WORK ORDER:
The records come next. Copy all of them exactly.

RECORDS TO USE:
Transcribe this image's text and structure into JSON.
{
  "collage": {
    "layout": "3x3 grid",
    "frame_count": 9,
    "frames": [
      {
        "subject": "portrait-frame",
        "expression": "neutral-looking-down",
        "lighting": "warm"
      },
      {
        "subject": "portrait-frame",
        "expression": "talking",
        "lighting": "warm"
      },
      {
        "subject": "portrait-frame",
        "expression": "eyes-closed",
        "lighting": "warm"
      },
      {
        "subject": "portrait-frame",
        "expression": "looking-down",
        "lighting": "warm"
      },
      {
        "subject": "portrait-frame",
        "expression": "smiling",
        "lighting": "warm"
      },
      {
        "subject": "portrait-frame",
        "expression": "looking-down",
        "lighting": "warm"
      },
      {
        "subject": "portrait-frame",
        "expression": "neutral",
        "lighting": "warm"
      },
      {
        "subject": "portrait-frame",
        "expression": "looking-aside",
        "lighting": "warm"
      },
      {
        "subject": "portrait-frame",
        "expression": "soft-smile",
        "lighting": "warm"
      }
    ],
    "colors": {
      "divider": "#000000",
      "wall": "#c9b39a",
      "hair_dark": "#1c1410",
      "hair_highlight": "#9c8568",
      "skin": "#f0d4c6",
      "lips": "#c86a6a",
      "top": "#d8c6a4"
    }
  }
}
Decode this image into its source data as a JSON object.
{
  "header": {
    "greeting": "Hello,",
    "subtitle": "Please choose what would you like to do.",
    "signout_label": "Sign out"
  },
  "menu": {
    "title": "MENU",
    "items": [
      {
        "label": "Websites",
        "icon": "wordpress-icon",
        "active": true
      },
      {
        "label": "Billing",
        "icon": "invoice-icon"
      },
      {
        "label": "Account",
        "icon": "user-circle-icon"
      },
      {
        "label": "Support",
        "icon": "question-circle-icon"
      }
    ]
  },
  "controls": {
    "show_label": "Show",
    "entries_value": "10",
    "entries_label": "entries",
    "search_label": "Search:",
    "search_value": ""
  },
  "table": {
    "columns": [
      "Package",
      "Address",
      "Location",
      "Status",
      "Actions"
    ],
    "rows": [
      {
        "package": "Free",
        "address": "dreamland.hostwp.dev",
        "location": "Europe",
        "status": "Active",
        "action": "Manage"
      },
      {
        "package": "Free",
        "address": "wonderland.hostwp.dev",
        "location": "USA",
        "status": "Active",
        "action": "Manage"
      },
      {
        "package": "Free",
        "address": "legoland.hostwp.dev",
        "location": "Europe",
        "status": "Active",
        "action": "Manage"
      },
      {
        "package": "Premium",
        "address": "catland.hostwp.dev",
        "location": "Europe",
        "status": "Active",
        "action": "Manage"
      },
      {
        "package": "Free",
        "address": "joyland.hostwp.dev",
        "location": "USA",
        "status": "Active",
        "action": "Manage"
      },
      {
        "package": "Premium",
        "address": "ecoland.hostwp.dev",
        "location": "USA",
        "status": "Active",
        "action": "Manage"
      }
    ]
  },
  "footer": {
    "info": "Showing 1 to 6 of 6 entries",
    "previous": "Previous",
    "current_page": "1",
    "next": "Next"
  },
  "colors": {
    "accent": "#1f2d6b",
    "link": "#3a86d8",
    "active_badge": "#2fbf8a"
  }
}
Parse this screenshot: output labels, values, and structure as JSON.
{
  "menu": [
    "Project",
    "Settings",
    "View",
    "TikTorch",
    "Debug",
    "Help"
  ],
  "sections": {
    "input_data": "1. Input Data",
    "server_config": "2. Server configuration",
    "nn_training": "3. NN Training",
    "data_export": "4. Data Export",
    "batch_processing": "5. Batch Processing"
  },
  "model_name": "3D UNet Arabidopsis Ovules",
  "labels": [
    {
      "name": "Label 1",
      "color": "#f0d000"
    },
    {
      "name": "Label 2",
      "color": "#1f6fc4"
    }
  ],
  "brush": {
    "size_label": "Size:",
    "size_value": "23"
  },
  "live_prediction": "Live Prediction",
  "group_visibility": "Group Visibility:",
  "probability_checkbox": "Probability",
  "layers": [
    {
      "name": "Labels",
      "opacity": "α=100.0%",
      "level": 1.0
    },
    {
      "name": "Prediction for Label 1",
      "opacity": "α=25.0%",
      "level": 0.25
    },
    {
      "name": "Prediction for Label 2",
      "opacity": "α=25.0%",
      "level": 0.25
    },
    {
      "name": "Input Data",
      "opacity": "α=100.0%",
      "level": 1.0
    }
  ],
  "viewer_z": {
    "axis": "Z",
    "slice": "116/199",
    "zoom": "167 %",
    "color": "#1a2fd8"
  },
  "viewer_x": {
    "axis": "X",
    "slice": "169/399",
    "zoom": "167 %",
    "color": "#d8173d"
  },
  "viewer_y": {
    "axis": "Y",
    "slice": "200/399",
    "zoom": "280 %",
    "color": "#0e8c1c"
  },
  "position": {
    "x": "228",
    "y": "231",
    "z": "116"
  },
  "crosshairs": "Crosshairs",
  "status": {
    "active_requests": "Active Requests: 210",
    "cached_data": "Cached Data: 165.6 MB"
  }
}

TASK SOLUTION:
Transcribe this image's text and structure into JSON.
{
  "collage": {
    "layout": "3x3 grid",
    "frame_count": 9,
    "frames": [
      {
        "subject": "portrait-frame",
        "expression": "neutral-looking-down",
        "lighting": "warm"
      },
      {
        "subject": "portrait-frame",
        "expression": "talking",
        "lighting": "warm"
      },
      {
        "subject": "portrait-frame",
        "expression": "eyes-closed",
        "lighting": "warm"
      },
      {
        "subject": "portrait-frame",
        "expression": "looking-down",
        "lighting": "warm"
      },
      {
        "subject": "portrait-frame",
        "expression": "smiling",
        "lighting": "warm"
      },
      {
        "subject": "portrait-frame",
        "expression": "looking-down",
        "lighting": "warm"
      },
      {
        "subject": "portrait-frame",
        "expression": "neutral",
        "lighting": "warm"
      },
      {
        "subject": "portrait-frame",
        "expression": "looking-aside",
        "lighting": "warm"
      },
      {
        "subject": "portrait-frame",
        "expression": "soft-smile",
        "lighting": "warm"
      }
    ],
    "colors": {
      "divider": "#000000",
      "wall": "#c9b39a",
      "hair_dark": "#1c1410",
      "hair_highlight": "#9c8568",
      "skin": "#f0d4c6",
      "lips": "#c86a6a",
      "top": "#d8c6a4"
    }
  }
}
Decode this image into its source data as a JSON object.
{
  "header": {
    "greeting": "Hello,",
    "subtitle": "Please choose what would you like to do.",
    "signout_label": "Sign out"
  },
  "menu": {
    "title": "MENU",
    "items": [
      {
        "label": "Websites",
        "icon": "wordpress-icon",
        "active": true
      },
      {
        "label": "Billing",
        "icon": "invoice-icon"
      },
      {
        "label": "Account",
        "icon": "user-circle-icon"
      },
      {
        "label": "Support",
        "icon": "question-circle-icon"
      }
    ]
  },
  "controls": {
    "show_label": "Show",
    "entries_value": "10",
    "entries_label": "entries",
    "search_label": "Search:",
    "search_value": ""
  },
  "table": {
    "columns": [
      "Package",
      "Address",
      "Location",
      "Status",
      "Actions"
    ],
    "rows": [
      {
        "package": "Free",
        "address": "dreamland.hostwp.dev",
        "location": "Europe",
        "status": "Active",
        "action": "Manage"
      },
      {
        "package": "Free",
        "address": "wonderland.hostwp.dev",
        "location": "USA",
        "status": "Active",
        "action": "Manage"
      },
      {
        "package": "Free",
        "address": "legoland.hostwp.dev",
        "location": "Europe",
        "status": "Active",
        "action": "Manage"
      },
      {
        "package": "Premium",
        "address": "catland.hostwp.dev",
        "location": "Europe",
        "status": "Active",
        "action": "Manage"
      },
      {
        "package": "Free",
        "address": "joyland.hostwp.dev",
        "location": "USA",
        "status": "Active",
        "action": "Manage"
      },
      {
        "package": "Premium",
        "address": "ecoland.hostwp.dev",
        "location": "USA",
        "status": "Active",
        "action": "Manage"
      }
    ]
  },
  "footer": {
    "info": "Showing 1 to 6 of 6 entries",
    "previous": "Previous",
    "current_page": "1",
    "next": "Next"
  },
  "colors": {
    "accent": "#1f2d6b",
    "link": "#3a86d8",
    "active_badge": "#2fbf8a"
  }
}
Parse this screenshot: output labels, values, and structure as JSON.
{
  "menu": [
    "Project",
    "Settings",
    "View",
    "TikTorch",
    "Debug",
    "Help"
  ],
  "sections": {
    "input_data": "1. Input Data",
    "server_config": "2. Server configuration",
    "nn_training": "3. NN Training",
    "data_export": "4. Data Export",
    "batch_processing": "5. Batch Processing"
  },
  "model_name": "3D UNet Arabidopsis Ovules",
  "labels": [
    {
      "name": "Label 1",
      "color": "#f0d000"
    },
    {
      "name": "Label 2",
      "color": "#1f6fc4"
    }
  ],
  "brush": {
    "size_label": "Size:",
    "size_value": "23"
  },
  "live_prediction": "Live Prediction",
  "group_visibility": "Group Visibility:",
  "probability_checkbox": "Probability",
  "layers": [
    {
      "name": "Labels",
      "opacity": "α=100.0%",
      "level": 1.0
    },
    {
      "name": "Prediction for Label 1",
      "opacity": "α=25.0%",
      "level": 0.25
    },
    {
      "name": "Prediction for Label 2",
      "opacity": "α=25.0%",
      "level": 0.25
    },
    {
      "name": "Input Data",
      "opacity": "α=100.0%",
      "level": 1.0
    }
  ],
  "viewer_z": {
    "axis": "Z",
    "slice": "116/199",
    "zoom": "167 %",
    "color": "#1a2fd8"
  },
  "viewer_x": {
    "axis": "X",
    "slice": "169/399",
    "zoom": "167 %",
    "color": "#d8173d"
  },
  "viewer_y": {
    "axis": "Y",
    "slice": "200/399",
    "zoom": "280 %",
    "color": "#0e8c1c"
  },
  "position": {
    "x": "228",
    "y": "231",
    "z": "116"
  },
  "crosshairs": "Crosshairs",
  "status": {
    "active_requests": "Active Requests: 210",
    "cached_data": "Cached Data: 165.6 MB"
  }
}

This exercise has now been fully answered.